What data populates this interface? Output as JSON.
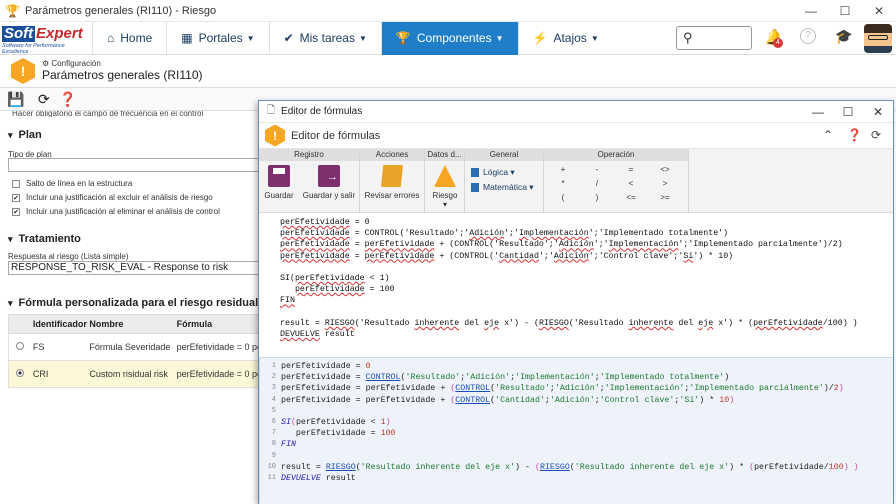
{
  "window": {
    "title": "Parámetros generales (RI110) - Riesgo",
    "min": "—",
    "max": "☐",
    "close": "✕"
  },
  "nav": {
    "logo_soft": "Soft",
    "logo_expert": "Expert",
    "logo_tagline": "Software for Performance Excellence",
    "items": [
      {
        "label": "Home",
        "icon": "home-icon"
      },
      {
        "label": "Portales",
        "icon": "portal-icon"
      },
      {
        "label": "Mis tareas",
        "icon": "check-icon"
      },
      {
        "label": "Componentes",
        "icon": "trophy-icon"
      },
      {
        "label": "Atajos",
        "icon": "bolt-icon"
      }
    ],
    "notification_count": "4"
  },
  "page": {
    "subtitle": "Configuración",
    "title": "Parámetros generales (RI110)"
  },
  "background": {
    "cut_text": "Hacer obligatorio el campo de frecuencia en el control",
    "section_plan": "Plan",
    "label_tipo_plan": "Tipo de plan",
    "checks": [
      {
        "label": "Salto de línea en la estructura",
        "checked": false
      },
      {
        "label": "Incluir una justificación al excluir el análisis de riesgo",
        "checked": true
      },
      {
        "label": "Incluir una justificación al eliminar el análisis de control",
        "checked": true
      }
    ],
    "section_tratamiento": "Tratamiento",
    "label_respuesta": "Respuesta al riesgo (Lista simple)",
    "respuesta_value": "RESPONSE_TO_RISK_EVAL - Response to risk",
    "section_formula": "Fórmula personalizada para el riesgo residual",
    "table": {
      "headers": [
        "Identificador",
        "Nombre",
        "Fórmula"
      ],
      "rows": [
        {
          "id": "FS",
          "name": "Fórmula Severidade",
          "formula": "perEfetividade = 0 pe",
          "selected": false
        },
        {
          "id": "CRI",
          "name": "Custom risidual risk",
          "formula": "perEfetividade = 0 pe",
          "selected": true
        }
      ]
    }
  },
  "dialog": {
    "window_title": "Editor de fórmulas",
    "header_title": "Editor de fórmulas",
    "ribbon": {
      "groups": [
        "Registro",
        "Acciones",
        "Datos d...",
        "General",
        "Operación"
      ],
      "guardar": "Guardar",
      "guardar_salir": "Guardar y salir",
      "revisar": "Revisar errores",
      "riesgo": "Riesgo",
      "logica": "Lógica",
      "matematica": "Matemática",
      "operators": [
        "+",
        "-",
        "=",
        "<>",
        "*",
        "/",
        "<",
        ">",
        "(",
        ")",
        "<=",
        ">="
      ]
    },
    "line_numbers": "1\n2\n3\n4\n5\n6\n7\n8\n9\n10\n11"
  }
}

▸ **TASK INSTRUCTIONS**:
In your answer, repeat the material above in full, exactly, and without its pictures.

▸ **WRITTEN ANSWER**:
What data populates this interface? Output as JSON.
{
  "window": {
    "title": "Parámetros generales (RI110) - Riesgo",
    "min": "—",
    "max": "☐",
    "close": "✕"
  },
  "nav": {
    "logo_soft": "Soft",
    "logo_expert": "Expert",
    "logo_tagline": "Software for Performance Excellence",
    "items": [
      {
        "label": "Home",
        "icon": "home-icon"
      },
      {
        "label": "Portales",
        "icon": "portal-icon"
      },
      {
        "label": "Mis tareas",
        "icon": "check-icon"
      },
      {
        "label": "Componentes",
        "icon": "trophy-icon"
      },
      {
        "label": "Atajos",
        "icon": "bolt-icon"
      }
    ],
    "notification_count": "4"
  },
  "page": {
    "subtitle": "Configuración",
    "title": "Parámetros generales (RI110)"
  },
  "background": {
    "cut_text": "Hacer obligatorio el campo de frecuencia en el control",
    "section_plan": "Plan",
    "label_tipo_plan": "Tipo de plan",
    "checks": [
      {
        "label": "Salto de línea en la estructura",
        "checked": false
      },
      {
        "label": "Incluir una justificación al excluir el análisis de riesgo",
        "checked": true
      },
      {
        "label": "Incluir una justificación al eliminar el análisis de control",
        "checked": true
      }
    ],
    "section_tratamiento": "Tratamiento",
    "label_respuesta": "Respuesta al riesgo (Lista simple)",
    "respuesta_value": "RESPONSE_TO_RISK_EVAL - Response to risk",
    "section_formula": "Fórmula personalizada para el riesgo residual",
    "table": {
      "headers": [
        "Identificador",
        "Nombre",
        "Fórmula"
      ],
      "rows": [
        {
          "id": "FS",
          "name": "Fórmula Severidade",
          "formula": "perEfetividade = 0 pe",
          "selected": false
        },
        {
          "id": "CRI",
          "name": "Custom risidual risk",
          "formula": "perEfetividade = 0 pe",
          "selected": true
        }
      ]
    }
  },
  "dialog": {
    "window_title": "Editor de fórmulas",
    "header_title": "Editor de fórmulas",
    "ribbon": {
      "groups": [
        "Registro",
        "Acciones",
        "Datos d...",
        "General",
        "Operación"
      ],
      "guardar": "Guardar",
      "guardar_salir": "Guardar y salir",
      "revisar": "Revisar errores",
      "riesgo": "Riesgo",
      "logica": "Lógica",
      "matematica": "Matemática",
      "operators": [
        "+",
        "-",
        "=",
        "<>",
        "*",
        "/",
        "<",
        ">",
        "(",
        ")",
        "<=",
        ">="
      ]
    },
    "line_numbers": "1\n2\n3\n4\n5\n6\n7\n8\n9\n10\n11"
  }
}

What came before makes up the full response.